The show has already revealed that the titular Wild Hunt plays a role in things to come. Season 2 prominently features Voleth Meir (Ania Marson), who turns out to be a dark elf affiliated with the Wild Hunt. The Hunt itself also makes a brief, but suitably ominous appearance in the season finale. As such, it should be just a matter of time before Eredin Bréacc Glas and his crew come calling for Ciri.

Here's a crucial question about the show's survival, though. When will the Wild Hunt start making moves? Introducing the otherworldly antagonists could easily keep the show going for a good few seasons, and given the fact that Cavill is leaving after the next season, the most effective time for the Wild Hunt's proper introduction would be in the Season 3 finale. This would provide an irresistible cliffhanger that could bring fans back next season, Cavill or no Cavill.

Henry Cavill originally committed to "The Witcher" for seven seasons, and since the Nilfgaardian storyline will likely swallow a whole bunch of Season 3 hours, the Wild Hunt could indeed chill out for the majority of the season, only to make its charge at the optimal moment for Hemsworth to tag in for Season 4. However, get the timing wrong, and there's the risk that a notable portion of viewers will clock out with Cavill.

Other characters will make or break The Witcher Season 4

The good news is that the rest of "The Witcher's" cast doesn't seem to be going anywhere, and much of that cast is very, very good. Apart from remaining main characters Ciri (Freya Allan) and Yennefer of Vengerberg (Anya Chalotra), the likes of Cahir (Eamon Farren), Triss Merigold (Anna Shaffer) and, of course, Jaskier (Joey Batey) have all grown into their own over the two seasons. They – as well as many other characters – have proved that they can absolutely carry a scene. So, even if we assume the worst and think that Hemsworth will either fail or be abandoned by the fans, there are still plenty of other reasons to tune in for the show during his era.

But what if "The Witcher" drops the ball with one or more of these characters? What if someone like Ciri or even Vesemir (Kim Bodnia) also has to be recast, and fans hate that as well? What if the writers try to overcompensate by suddenly pushing supporting characters front and center, only for them to annoy people to death via overexposure and feeble attempts to replicate the success of "Toss A Coin to Your Witcher?" (Sorry, Jaskier.) 

In many fans' minds, such misguided decisions would likely just add to the annoying background noise of the Cavill recasting. With enough mistakes, it's only a matter of time before that noise reaches a critical threshold — and the fan will watch no more. 

The Witcher will survive if it relies on its strengths, but perish if it overreaches

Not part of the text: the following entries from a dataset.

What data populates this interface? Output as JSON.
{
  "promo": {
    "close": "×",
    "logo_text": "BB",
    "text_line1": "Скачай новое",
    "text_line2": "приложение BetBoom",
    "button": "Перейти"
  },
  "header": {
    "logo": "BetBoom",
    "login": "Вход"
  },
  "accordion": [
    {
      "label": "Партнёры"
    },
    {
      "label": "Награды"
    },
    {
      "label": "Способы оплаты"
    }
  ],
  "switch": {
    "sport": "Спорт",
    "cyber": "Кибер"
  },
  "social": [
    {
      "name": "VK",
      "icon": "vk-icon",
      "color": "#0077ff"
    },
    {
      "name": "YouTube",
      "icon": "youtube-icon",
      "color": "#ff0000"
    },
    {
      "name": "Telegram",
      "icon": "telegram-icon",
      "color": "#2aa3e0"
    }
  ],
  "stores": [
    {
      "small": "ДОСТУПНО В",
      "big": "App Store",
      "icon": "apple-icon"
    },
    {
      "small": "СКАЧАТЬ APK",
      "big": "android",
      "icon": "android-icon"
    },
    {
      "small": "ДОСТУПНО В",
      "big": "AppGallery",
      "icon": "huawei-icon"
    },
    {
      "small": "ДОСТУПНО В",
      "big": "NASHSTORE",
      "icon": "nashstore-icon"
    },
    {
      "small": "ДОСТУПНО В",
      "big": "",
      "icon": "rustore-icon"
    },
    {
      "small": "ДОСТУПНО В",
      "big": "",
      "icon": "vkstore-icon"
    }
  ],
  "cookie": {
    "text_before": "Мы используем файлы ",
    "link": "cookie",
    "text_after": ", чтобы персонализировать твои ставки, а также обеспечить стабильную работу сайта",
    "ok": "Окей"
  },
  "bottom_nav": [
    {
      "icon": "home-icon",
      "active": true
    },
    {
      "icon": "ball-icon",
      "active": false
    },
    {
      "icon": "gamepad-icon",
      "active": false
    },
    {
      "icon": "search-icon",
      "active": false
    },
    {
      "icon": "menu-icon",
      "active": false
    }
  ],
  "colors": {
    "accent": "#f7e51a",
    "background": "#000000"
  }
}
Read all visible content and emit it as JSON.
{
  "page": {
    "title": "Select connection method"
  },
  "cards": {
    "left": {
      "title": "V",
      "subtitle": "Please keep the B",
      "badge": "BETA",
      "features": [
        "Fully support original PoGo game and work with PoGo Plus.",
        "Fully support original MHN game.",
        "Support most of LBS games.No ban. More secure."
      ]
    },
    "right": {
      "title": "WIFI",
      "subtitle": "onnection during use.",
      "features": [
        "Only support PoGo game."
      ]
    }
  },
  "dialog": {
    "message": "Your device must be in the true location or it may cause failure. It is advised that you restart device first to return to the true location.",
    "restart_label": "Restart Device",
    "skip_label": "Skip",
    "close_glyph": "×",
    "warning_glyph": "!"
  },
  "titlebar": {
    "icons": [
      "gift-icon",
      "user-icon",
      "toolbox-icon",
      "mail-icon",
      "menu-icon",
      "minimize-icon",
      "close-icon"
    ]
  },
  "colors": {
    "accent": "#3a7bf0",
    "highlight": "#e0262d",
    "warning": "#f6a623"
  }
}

Like it or not, it seems that Season 4 will definitely be a watershed moment for "The Witcher." If the show can manage its sprawling cast of characters, introduce cool enough plotlines, and handle the transition from Cavill to Hemsworth with grace, it has conquered a challenge that puts Geralt's worst in-universe enemies to shame, and is effectively as invincible as long as Netflix's algorithms smile on it. If not ... well, at least it was fun while it lasted. 

The thing to remember here is that "The Witcher" has all the tools to make the change work. Really, assuming that Hemsworth will be as competent as there's every right to believe he'll be, all the show needs to do is ... to keep doing what it's been doing all along.

However. When the pressure is mounting and the biggest star of the show is leaving, many people might suddenly have suggestions on how to tinker with the premise, or put overt focus on certain characters. Perhaps new, non-canon characters that decidedly shouldn't be introduced will be introduced anyway. Maybe there will be a temptation to take unnecessary liberties with some storylines from the source material, or needless shortcuts with others. 

There's no reason to believe that "The Witcher" will fall in such a trap, and besides, jumping the shark is pretty hard to do in a high fantasy setting where such an act would mark just another Tuesday. Still, if "The Witcher" can't resist tinkering with what works — either to take attention away from the recasting, or in an honest attempt to provide fire support for the new lead — the show just might be in serious trouble.